Take the entries below and reproduce them word for word.

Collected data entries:
══════

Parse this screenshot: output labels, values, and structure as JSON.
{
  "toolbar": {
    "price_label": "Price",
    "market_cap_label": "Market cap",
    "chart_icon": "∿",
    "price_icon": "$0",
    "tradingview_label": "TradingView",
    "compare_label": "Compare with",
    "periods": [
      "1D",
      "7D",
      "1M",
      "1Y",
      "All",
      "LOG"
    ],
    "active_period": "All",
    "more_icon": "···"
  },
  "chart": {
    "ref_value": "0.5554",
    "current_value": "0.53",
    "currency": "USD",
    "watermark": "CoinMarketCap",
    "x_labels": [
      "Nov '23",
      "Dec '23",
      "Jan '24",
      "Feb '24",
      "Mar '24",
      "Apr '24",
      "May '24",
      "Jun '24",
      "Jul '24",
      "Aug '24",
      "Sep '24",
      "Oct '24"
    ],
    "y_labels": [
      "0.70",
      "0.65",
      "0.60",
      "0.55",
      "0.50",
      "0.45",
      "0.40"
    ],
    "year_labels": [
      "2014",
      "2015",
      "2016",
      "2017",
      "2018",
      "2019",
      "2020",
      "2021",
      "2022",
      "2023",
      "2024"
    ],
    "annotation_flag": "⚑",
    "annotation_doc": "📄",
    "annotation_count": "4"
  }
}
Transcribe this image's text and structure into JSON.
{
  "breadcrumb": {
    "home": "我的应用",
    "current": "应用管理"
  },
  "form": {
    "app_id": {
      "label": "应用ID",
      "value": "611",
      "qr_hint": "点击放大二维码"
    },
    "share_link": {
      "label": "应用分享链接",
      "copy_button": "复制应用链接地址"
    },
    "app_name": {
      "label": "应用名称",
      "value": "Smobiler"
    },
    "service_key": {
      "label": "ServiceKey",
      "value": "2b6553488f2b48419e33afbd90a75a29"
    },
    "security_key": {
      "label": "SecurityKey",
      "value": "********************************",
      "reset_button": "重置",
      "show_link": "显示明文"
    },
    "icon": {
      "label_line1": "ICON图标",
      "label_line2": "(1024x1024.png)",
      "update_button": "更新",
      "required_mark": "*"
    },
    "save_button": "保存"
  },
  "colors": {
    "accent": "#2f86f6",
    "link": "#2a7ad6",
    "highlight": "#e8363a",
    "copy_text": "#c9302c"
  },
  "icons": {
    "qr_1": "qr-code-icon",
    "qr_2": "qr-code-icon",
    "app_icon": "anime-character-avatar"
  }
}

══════

**SOLUTION TO THIS EXERCISE:**
Parse this screenshot: output labels, values, and structure as JSON.
{
  "toolbar": {
    "price_label": "Price",
    "market_cap_label": "Market cap",
    "chart_icon": "∿",
    "price_icon": "$0",
    "tradingview_label": "TradingView",
    "compare_label": "Compare with",
    "periods": [
      "1D",
      "7D",
      "1M",
      "1Y",
      "All",
      "LOG"
    ],
    "active_period": "All",
    "more_icon": "···"
  },
  "chart": {
    "ref_value": "0.5554",
    "current_value": "0.53",
    "currency": "USD",
    "watermark": "CoinMarketCap",
    "x_labels": [
      "Nov '23",
      "Dec '23",
      "Jan '24",
      "Feb '24",
      "Mar '24",
      "Apr '24",
      "May '24",
      "Jun '24",
      "Jul '24",
      "Aug '24",
      "Sep '24",
      "Oct '24"
    ],
    "y_labels": [
      "0.70",
      "0.65",
      "0.60",
      "0.55",
      "0.50",
      "0.45",
      "0.40"
    ],
    "year_labels": [
      "2014",
      "2015",
      "2016",
      "2017",
      "2018",
      "2019",
      "2020",
      "2021",
      "2022",
      "2023",
      "2024"
    ],
    "annotation_flag": "⚑",
    "annotation_doc": "📄",
    "annotation_count": "4"
  }
}
Transcribe this image's text and structure into JSON.
{
  "breadcrumb": {
    "home": "我的应用",
    "current": "应用管理"
  },
  "form": {
    "app_id": {
      "label": "应用ID",
      "value": "611",
      "qr_hint": "点击放大二维码"
    },
    "share_link": {
      "label": "应用分享链接",
      "copy_button": "复制应用链接地址"
    },
    "app_name": {
      "label": "应用名称",
      "value": "Smobiler"
    },
    "service_key": {
      "label": "ServiceKey",
      "value": "2b6553488f2b48419e33afbd90a75a29"
    },
    "security_key": {
      "label": "SecurityKey",
      "value": "********************************",
      "reset_button": "重置",
      "show_link": "显示明文"
    },
    "icon": {
      "label_line1": "ICON图标",
      "label_line2": "(1024x1024.png)",
      "update_button": "更新",
      "required_mark": "*"
    },
    "save_button": "保存"
  },
  "colors": {
    "accent": "#2f86f6",
    "link": "#2a7ad6",
    "highlight": "#e8363a",
    "copy_text": "#c9302c"
  },
  "icons": {
    "qr_1": "qr-code-icon",
    "qr_2": "qr-code-icon",
    "app_icon": "anime-character-avatar"
  }
}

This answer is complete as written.